**Task brief**
Excluding any images, copy all of the lines below precisely as written.

**Data records**
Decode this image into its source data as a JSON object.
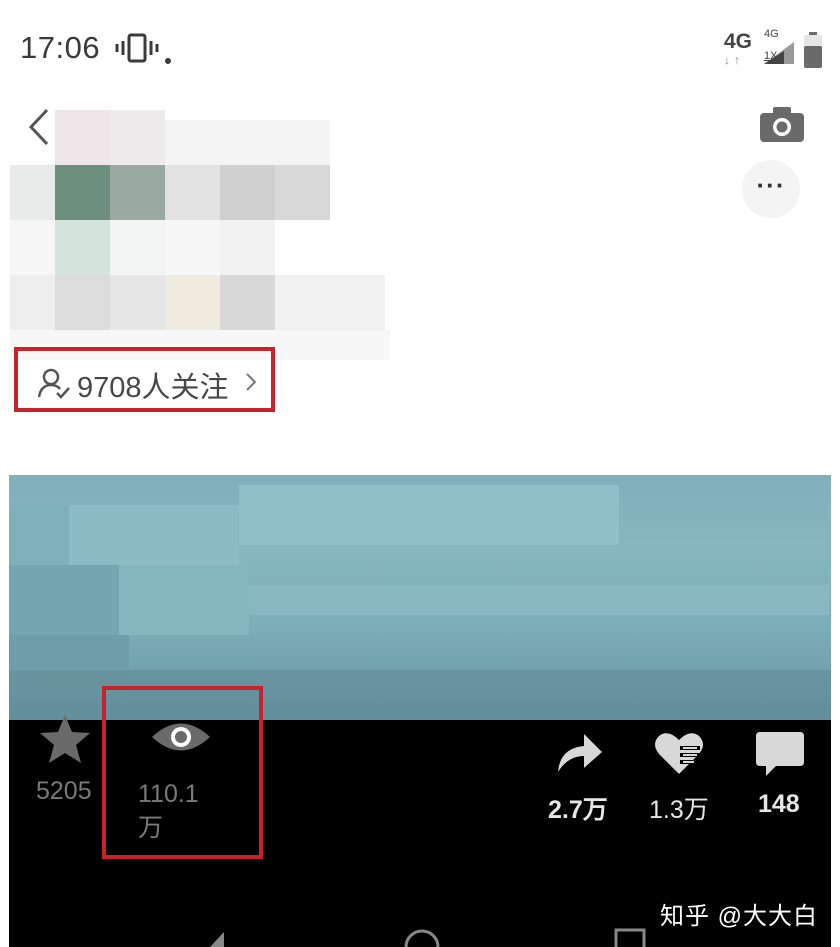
{
  "status_bar": {
    "time": "17:06",
    "network": "4G",
    "network_small": "4G",
    "network_1x": "1X",
    "arrows": "↓↑",
    "icons": [
      "vibrate-icon",
      "signal-icon",
      "battery-icon"
    ]
  },
  "header": {
    "icons": [
      "back-icon",
      "camera-icon"
    ],
    "more_label": "···"
  },
  "profile": {
    "followers": "9708人关注"
  },
  "video_stats": {
    "stars": "5205",
    "views_line1": "110.1",
    "views_line2": "万",
    "shares": "2.7万",
    "likes": "1.3万",
    "comments": "148"
  },
  "watermark": "知乎 @大大白",
  "colors": {
    "highlight_box": "#c8232c",
    "action_bar_bg": "#000000",
    "video_tint": "#7fb0bb"
  }
}
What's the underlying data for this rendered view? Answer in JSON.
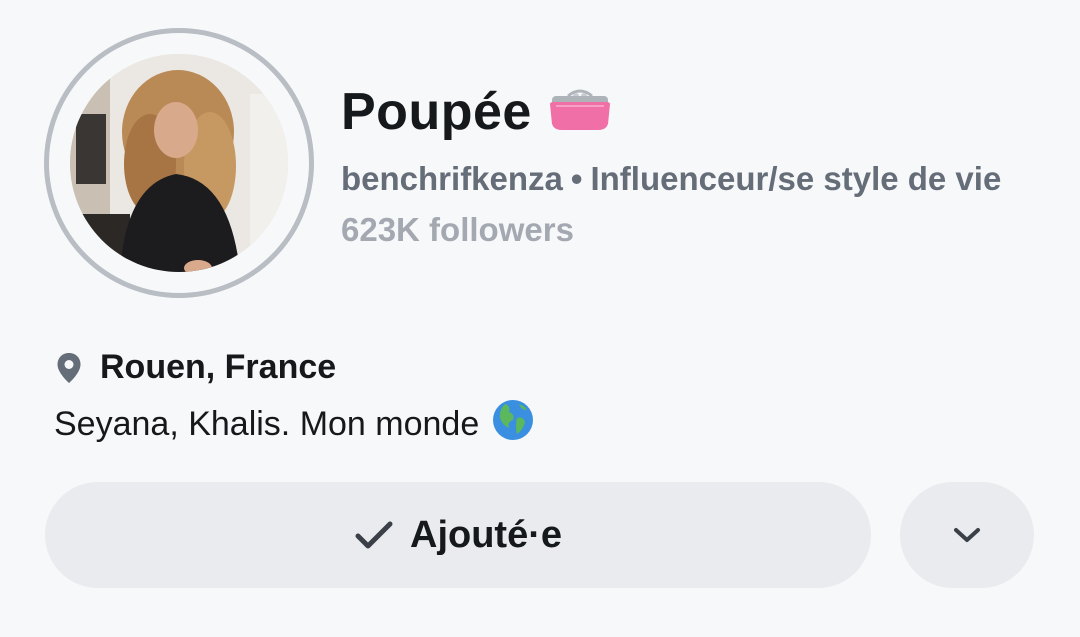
{
  "profile": {
    "display_name": "Poupée",
    "display_name_emoji": "purse-emoji",
    "username": "benchrifkenza",
    "separator": "•",
    "category": "Influenceur/se style de vie",
    "followers": "623K followers",
    "location": "Rouen, France",
    "bio": "Seyana, Khalis. Mon monde",
    "bio_emoji": "globe-europe-africa-emoji"
  },
  "actions": {
    "added_label": "Ajouté·e",
    "added_icon": "checkmark-icon",
    "more_icon": "chevron-down-icon"
  },
  "colors": {
    "background": "#f7f8fa",
    "button_bg": "#e9ebee",
    "ring": "#b9bdc4",
    "subtitle": "#656d78",
    "followers": "#a3a8b1"
  }
}
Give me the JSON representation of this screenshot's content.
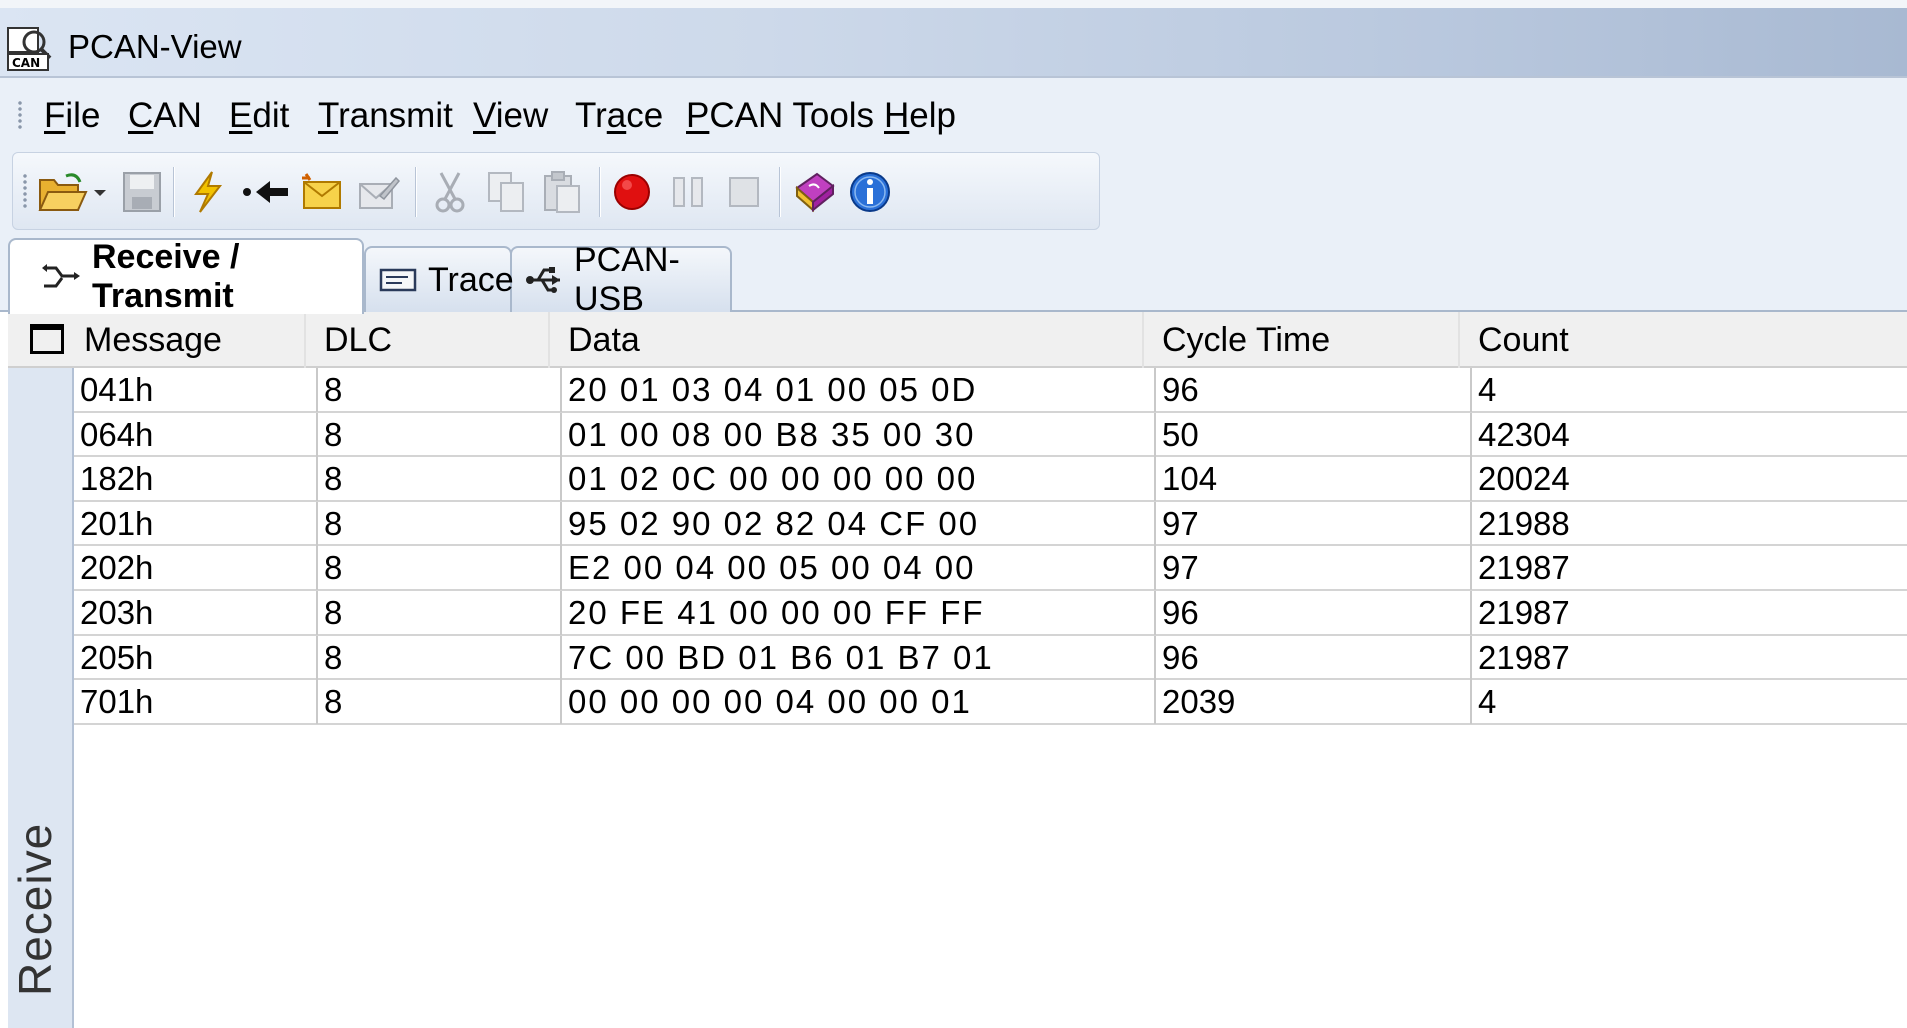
{
  "window": {
    "title": "PCAN-View"
  },
  "menu": [
    {
      "label": "File",
      "ul": "F",
      "rest": "ile"
    },
    {
      "label": "CAN",
      "ul": "C",
      "rest": "AN"
    },
    {
      "label": "Edit",
      "ul": "E",
      "rest": "dit"
    },
    {
      "label": "Transmit",
      "ul": "T",
      "rest": "ransmit"
    },
    {
      "label": "View",
      "ul": "V",
      "rest": "iew"
    },
    {
      "label": "Trace",
      "ul_pre": "Tr",
      "ul": "a",
      "rest": "ce"
    },
    {
      "label": "PCAN Tools",
      "ul": "P",
      "rest": "CAN Tools"
    },
    {
      "label": "Help",
      "ul": "H",
      "rest": "elp"
    }
  ],
  "toolbar": {
    "icons": [
      "open-folder-icon",
      "save-icon",
      "connect-lightning-icon",
      "disconnect-arrow-icon",
      "new-message-envelope-icon",
      "edit-message-icon",
      "cut-icon",
      "copy-icon",
      "paste-icon",
      "record-icon",
      "pause-icon",
      "stop-icon",
      "help-book-icon",
      "info-icon"
    ]
  },
  "tabs": [
    {
      "label": "Receive / Transmit",
      "active": true
    },
    {
      "label": "Trace",
      "active": false
    },
    {
      "label": "PCAN-USB",
      "active": false
    }
  ],
  "grid": {
    "side_label": "Receive",
    "columns": [
      "Message",
      "DLC",
      "Data",
      "Cycle Time",
      "Count"
    ],
    "rows": [
      {
        "message": "041h",
        "dlc": "8",
        "data": "20 01 03 04 01 00 05 0D",
        "cycle": "96",
        "count": "4"
      },
      {
        "message": "064h",
        "dlc": "8",
        "data": "01 00 08 00 B8 35 00 30",
        "cycle": "50",
        "count": "42304"
      },
      {
        "message": "182h",
        "dlc": "8",
        "data": "01 02 0C 00 00 00 00 00",
        "cycle": "104",
        "count": "20024"
      },
      {
        "message": "201h",
        "dlc": "8",
        "data": "95 02 90 02 82 04 CF 00",
        "cycle": "97",
        "count": "21988"
      },
      {
        "message": "202h",
        "dlc": "8",
        "data": "E2 00 04 00 05 00 04 00",
        "cycle": "97",
        "count": "21987"
      },
      {
        "message": "203h",
        "dlc": "8",
        "data": "20 FE 41 00 00 00 FF FF",
        "cycle": "96",
        "count": "21987"
      },
      {
        "message": "205h",
        "dlc": "8",
        "data": "7C 00 BD 01 B6 01 B7 01",
        "cycle": "96",
        "count": "21987"
      },
      {
        "message": "701h",
        "dlc": "8",
        "data": "00 00 00 00 04 00 00 01",
        "cycle": "2039",
        "count": "4"
      }
    ]
  }
}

**Answer to the exercise**
Decode this image into its source data as a JSON object.
{
  "status_bar": {
    "time": "17:06",
    "network": "4G",
    "network_small": "4G",
    "network_1x": "1X",
    "arrows": "↓↑",
    "icons": [
      "vibrate-icon",
      "signal-icon",
      "battery-icon"
    ]
  },
  "header": {
    "icons": [
      "back-icon",
      "camera-icon"
    ],
    "more_label": "···"
  },
  "profile": {
    "followers": "9708人关注"
  },
  "video_stats": {
    "stars": "5205",
    "views_line1": "110.1",
    "views_line2": "万",
    "shares": "2.7万",
    "likes": "1.3万",
    "comments": "148"
  },
  "watermark": "知乎 @大大白",
  "colors": {
    "highlight_box": "#c8232c",
    "action_bar_bg": "#000000",
    "video_tint": "#7fb0bb"
  }
}
What's the underlying data for this rendered view? Answer in JSON.
{
  "profile": {
    "display_name": "Poupée",
    "display_name_emoji": "purse-emoji",
    "username": "benchrifkenza",
    "separator": "•",
    "category": "Influenceur/se style de vie",
    "followers": "623K followers",
    "location": "Rouen, France",
    "bio": "Seyana, Khalis. Mon monde",
    "bio_emoji": "globe-europe-africa-emoji"
  },
  "actions": {
    "added_label": "Ajouté·e",
    "added_icon": "checkmark-icon",
    "more_icon": "chevron-down-icon"
  },
  "colors": {
    "background": "#f7f8fa",
    "button_bg": "#e9ebee",
    "ring": "#b9bdc4",
    "subtitle": "#656d78",
    "followers": "#a3a8b1"
  }
}
Give me the JSON representation of this screenshot's content.
{
  "window": {
    "title": "PCAN-View"
  },
  "menu": [
    {
      "label": "File",
      "ul": "F",
      "rest": "ile"
    },
    {
      "label": "CAN",
      "ul": "C",
      "rest": "AN"
    },
    {
      "label": "Edit",
      "ul": "E",
      "rest": "dit"
    },
    {
      "label": "Transmit",
      "ul": "T",
      "rest": "ransmit"
    },
    {
      "label": "View",
      "ul": "V",
      "rest": "iew"
    },
    {
      "label": "Trace",
      "ul_pre": "Tr",
      "ul": "a",
      "rest": "ce"
    },
    {
      "label": "PCAN Tools",
      "ul": "P",
      "rest": "CAN Tools"
    },
    {
      "label": "Help",
      "ul": "H",
      "rest": "elp"
    }
  ],
  "toolbar": {
    "icons": [
      "open-folder-icon",
      "save-icon",
      "connect-lightning-icon",
      "disconnect-arrow-icon",
      "new-message-envelope-icon",
      "edit-message-icon",
      "cut-icon",
      "copy-icon",
      "paste-icon",
      "record-icon",
      "pause-icon",
      "stop-icon",
      "help-book-icon",
      "info-icon"
    ]
  },
  "tabs": [
    {
      "label": "Receive / Transmit",
      "active": true
    },
    {
      "label": "Trace",
      "active": false
    },
    {
      "label": "PCAN-USB",
      "active": false
    }
  ],
  "grid": {
    "side_label": "Receive",
    "columns": [
      "Message",
      "DLC",
      "Data",
      "Cycle Time",
      "Count"
    ],
    "rows": [
      {
        "message": "041h",
        "dlc": "8",
        "data": "20 01 03 04 01 00 05 0D",
        "cycle": "96",
        "count": "4"
      },
      {
        "message": "064h",
        "dlc": "8",
        "data": "01 00 08 00 B8 35 00 30",
        "cycle": "50",
        "count": "42304"
      },
      {
        "message": "182h",
        "dlc": "8",
        "data": "01 02 0C 00 00 00 00 00",
        "cycle": "104",
        "count": "20024"
      },
      {
        "message": "201h",
        "dlc": "8",
        "data": "95 02 90 02 82 04 CF 00",
        "cycle": "97",
        "count": "21988"
      },
      {
        "message": "202h",
        "dlc": "8",
        "data": "E2 00 04 00 05 00 04 00",
        "cycle": "97",
        "count": "21987"
      },
      {
        "message": "203h",
        "dlc": "8",
        "data": "20 FE 41 00 00 00 FF FF",
        "cycle": "96",
        "count": "21987"
      },
      {
        "message": "205h",
        "dlc": "8",
        "data": "7C 00 BD 01 B6 01 B7 01",
        "cycle": "96",
        "count": "21987"
      },
      {
        "message": "701h",
        "dlc": "8",
        "data": "00 00 00 00 04 00 00 01",
        "cycle": "2039",
        "count": "4"
      }
    ]
  }
}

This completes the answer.